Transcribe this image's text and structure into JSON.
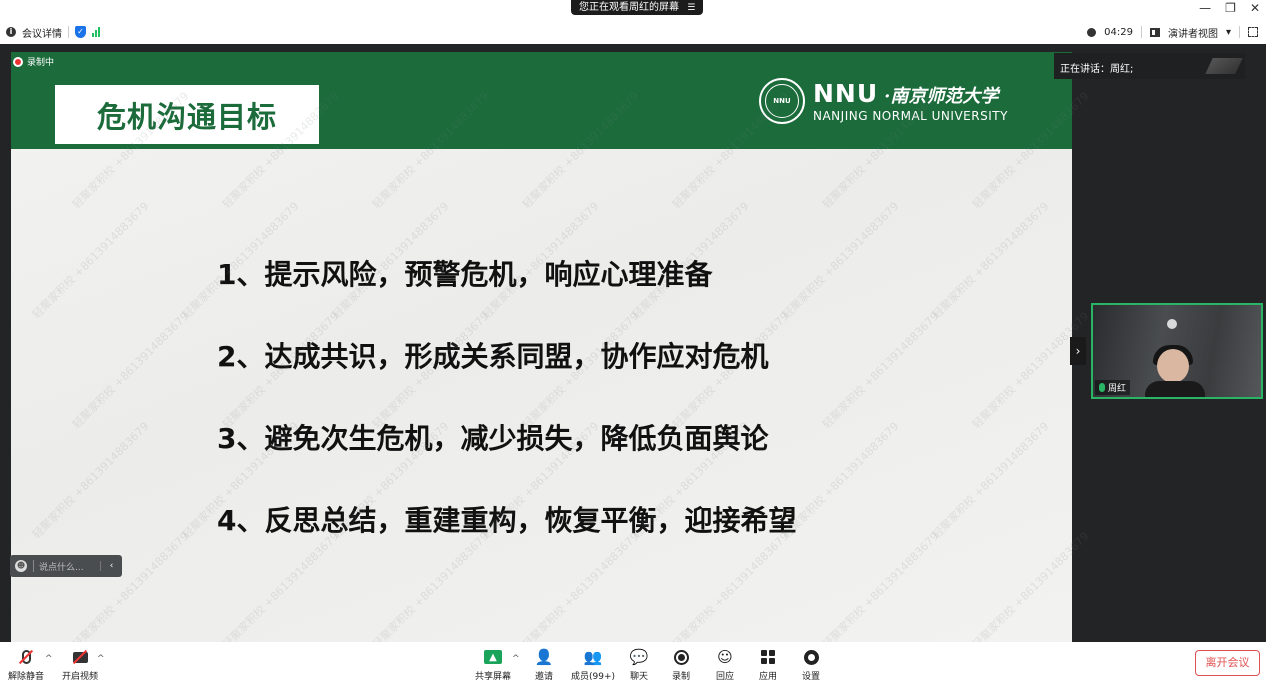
{
  "top_banner": {
    "text": "您正在观看周红的屏幕",
    "menu_icon": "menu-icon"
  },
  "window_controls": {
    "minimize": "—",
    "restore": "❐",
    "close": "✕"
  },
  "info_bar": {
    "meeting_details": "会议详情",
    "timer": "04:29",
    "view_mode": "演讲者视图",
    "dropdown": "▾"
  },
  "recording_badge": "录制中",
  "slide": {
    "title": "危机沟通目标",
    "logo": {
      "abbr": "NNU",
      "name_cn": "·南京师范大学",
      "name_en": "NANJING NORMAL UNIVERSITY",
      "seal_text": "NNU"
    },
    "items": [
      "1、提示风险，预警危机，响应心理准备",
      "2、达成共识，形成关系同盟，协作应对危机",
      "3、避免次生危机，减少损失，降低负面舆论",
      "4、反思总结，重建重构，恢复平衡，迎接希望"
    ],
    "watermark": "轻聚家积校 +8613914883679"
  },
  "chat_input": {
    "placeholder": "说点什么...",
    "collapse": "‹"
  },
  "speaking_indicator": "正在讲话：周红;",
  "collapse_panel": "›",
  "video": {
    "participant_name": "周红"
  },
  "toolbar": {
    "unmute": "解除静音",
    "start_video": "开启视频",
    "share_screen": "共享屏幕",
    "invite": "邀请",
    "members": "成员(99+)",
    "chat": "聊天",
    "record": "录制",
    "reactions": "回应",
    "apps": "应用",
    "settings": "设置",
    "leave": "离开会议",
    "caret": "^"
  },
  "colors": {
    "header_green": "#1b6b3b",
    "active_speaker_border": "#2ab566",
    "leave_red": "#e05050"
  }
}
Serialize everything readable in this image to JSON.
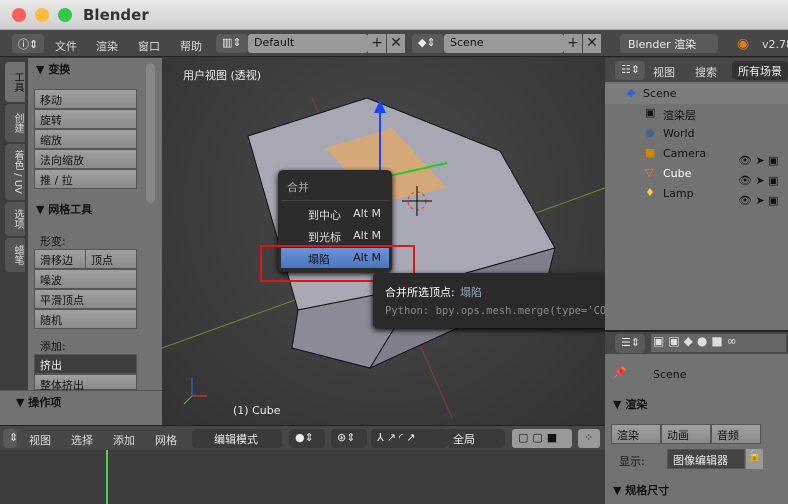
{
  "window": {
    "title": "Blender",
    "colors": {
      "close": "#fc605b",
      "minimize": "#fdbc40",
      "zoom": "#34c84a"
    }
  },
  "header": {
    "menus": [
      "文件",
      "渲染",
      "窗口",
      "帮助"
    ],
    "layout": "Default",
    "scene": "Scene",
    "engine": "Blender 渲染",
    "version": "v2.78"
  },
  "tool_tabs": [
    "工具",
    "创建",
    "着色 / UV",
    "选项",
    "蜡笔"
  ],
  "toolshelf": {
    "transform_title": "▼ 变换",
    "transform_buttons": [
      "移动",
      "旋转",
      "缩放",
      "法向缩放",
      "推 / 拉"
    ],
    "mesh_tools_title": "▼ 网格工具",
    "deform_label": "形变:",
    "slide_edge": "滑移边",
    "vertex": "顶点",
    "deform_buttons": [
      "噪波",
      "平滑顶点",
      "随机"
    ],
    "add_label": "添加:",
    "extrude": "挤出",
    "extrude_all": "整体挤出",
    "operator_title": "▼ 操作项"
  },
  "viewport": {
    "view_label": "用户视图 (透视)",
    "object_label": "(1) Cube"
  },
  "merge_menu": {
    "title": "合并",
    "items": [
      {
        "label": "到中心",
        "shortcut": "Alt M"
      },
      {
        "label": "到光标",
        "shortcut": "Alt M"
      },
      {
        "label": "塌陷",
        "shortcut": "Alt M",
        "selected": true
      }
    ],
    "highlight_color": "#5680c2"
  },
  "tooltip": {
    "title": "合并所选顶点:",
    "value": "塌陷",
    "python": "Python: bpy.ops.mesh.merge(type='COLLAPSE')"
  },
  "outliner": {
    "view": "视图",
    "search": "搜索",
    "filter": "所有场景",
    "items": [
      {
        "label": "Scene"
      },
      {
        "label": "渲染层"
      },
      {
        "label": "World"
      },
      {
        "label": "Camera"
      },
      {
        "label": "Cube"
      },
      {
        "label": "Lamp"
      }
    ]
  },
  "properties": {
    "scene": "Scene",
    "render_title": "▼ 渲染",
    "render_btn": "渲染",
    "anim_btn": "动画",
    "audio_btn": "音频",
    "display_label": "显示:",
    "display_value": "图像编辑器",
    "dims_title": "▼ 规格尺寸"
  },
  "bottom_header": {
    "menus": [
      "视图",
      "选择",
      "添加",
      "网格"
    ],
    "mode": "编辑模式",
    "orientation": "全局"
  }
}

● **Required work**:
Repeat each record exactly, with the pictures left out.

● **Exercise output**:
Transcribe this image's text and structure into JSON.
{
  "top_banner": {
    "text": "您正在观看周红的屏幕",
    "menu_icon": "menu-icon"
  },
  "window_controls": {
    "minimize": "—",
    "restore": "❐",
    "close": "✕"
  },
  "info_bar": {
    "meeting_details": "会议详情",
    "timer": "04:29",
    "view_mode": "演讲者视图",
    "dropdown": "▾"
  },
  "recording_badge": "录制中",
  "slide": {
    "title": "危机沟通目标",
    "logo": {
      "abbr": "NNU",
      "name_cn": "·南京师范大学",
      "name_en": "NANJING NORMAL UNIVERSITY",
      "seal_text": "NNU"
    },
    "items": [
      "1、提示风险，预警危机，响应心理准备",
      "2、达成共识，形成关系同盟，协作应对危机",
      "3、避免次生危机，减少损失，降低负面舆论",
      "4、反思总结，重建重构，恢复平衡，迎接希望"
    ],
    "watermark": "轻聚家积校 +8613914883679"
  },
  "chat_input": {
    "placeholder": "说点什么...",
    "collapse": "‹"
  },
  "speaking_indicator": "正在讲话：周红;",
  "collapse_panel": "›",
  "video": {
    "participant_name": "周红"
  },
  "toolbar": {
    "unmute": "解除静音",
    "start_video": "开启视频",
    "share_screen": "共享屏幕",
    "invite": "邀请",
    "members": "成员(99+)",
    "chat": "聊天",
    "record": "录制",
    "reactions": "回应",
    "apps": "应用",
    "settings": "设置",
    "leave": "离开会议",
    "caret": "^"
  },
  "colors": {
    "header_green": "#1b6b3b",
    "active_speaker_border": "#2ab566",
    "leave_red": "#e05050"
  }
}
Serialize everything readable in this image to JSON.
{
  "window": {
    "title": "Blender",
    "colors": {
      "close": "#fc605b",
      "minimize": "#fdbc40",
      "zoom": "#34c84a"
    }
  },
  "header": {
    "menus": [
      "文件",
      "渲染",
      "窗口",
      "帮助"
    ],
    "layout": "Default",
    "scene": "Scene",
    "engine": "Blender 渲染",
    "version": "v2.78"
  },
  "tool_tabs": [
    "工具",
    "创建",
    "着色 / UV",
    "选项",
    "蜡笔"
  ],
  "toolshelf": {
    "transform_title": "▼ 变换",
    "transform_buttons": [
      "移动",
      "旋转",
      "缩放",
      "法向缩放",
      "推 / 拉"
    ],
    "mesh_tools_title": "▼ 网格工具",
    "deform_label": "形变:",
    "slide_edge": "滑移边",
    "vertex": "顶点",
    "deform_buttons": [
      "噪波",
      "平滑顶点",
      "随机"
    ],
    "add_label": "添加:",
    "extrude": "挤出",
    "extrude_all": "整体挤出",
    "operator_title": "▼ 操作项"
  },
  "viewport": {
    "view_label": "用户视图 (透视)",
    "object_label": "(1) Cube"
  },
  "merge_menu": {
    "title": "合并",
    "items": [
      {
        "label": "到中心",
        "shortcut": "Alt M"
      },
      {
        "label": "到光标",
        "shortcut": "Alt M"
      },
      {
        "label": "塌陷",
        "shortcut": "Alt M",
        "selected": true
      }
    ],
    "highlight_color": "#5680c2"
  },
  "tooltip": {
    "title": "合并所选顶点:",
    "value": "塌陷",
    "python": "Python: bpy.ops.mesh.merge(type='COLLAPSE')"
  },
  "outliner": {
    "view": "视图",
    "search": "搜索",
    "filter": "所有场景",
    "items": [
      {
        "label": "Scene"
      },
      {
        "label": "渲染层"
      },
      {
        "label": "World"
      },
      {
        "label": "Camera"
      },
      {
        "label": "Cube"
      },
      {
        "label": "Lamp"
      }
    ]
  },
  "properties": {
    "scene": "Scene",
    "render_title": "▼ 渲染",
    "render_btn": "渲染",
    "anim_btn": "动画",
    "audio_btn": "音频",
    "display_label": "显示:",
    "display_value": "图像编辑器",
    "dims_title": "▼ 规格尺寸"
  },
  "bottom_header": {
    "menus": [
      "视图",
      "选择",
      "添加",
      "网格"
    ],
    "mode": "编辑模式",
    "orientation": "全局"
  }
}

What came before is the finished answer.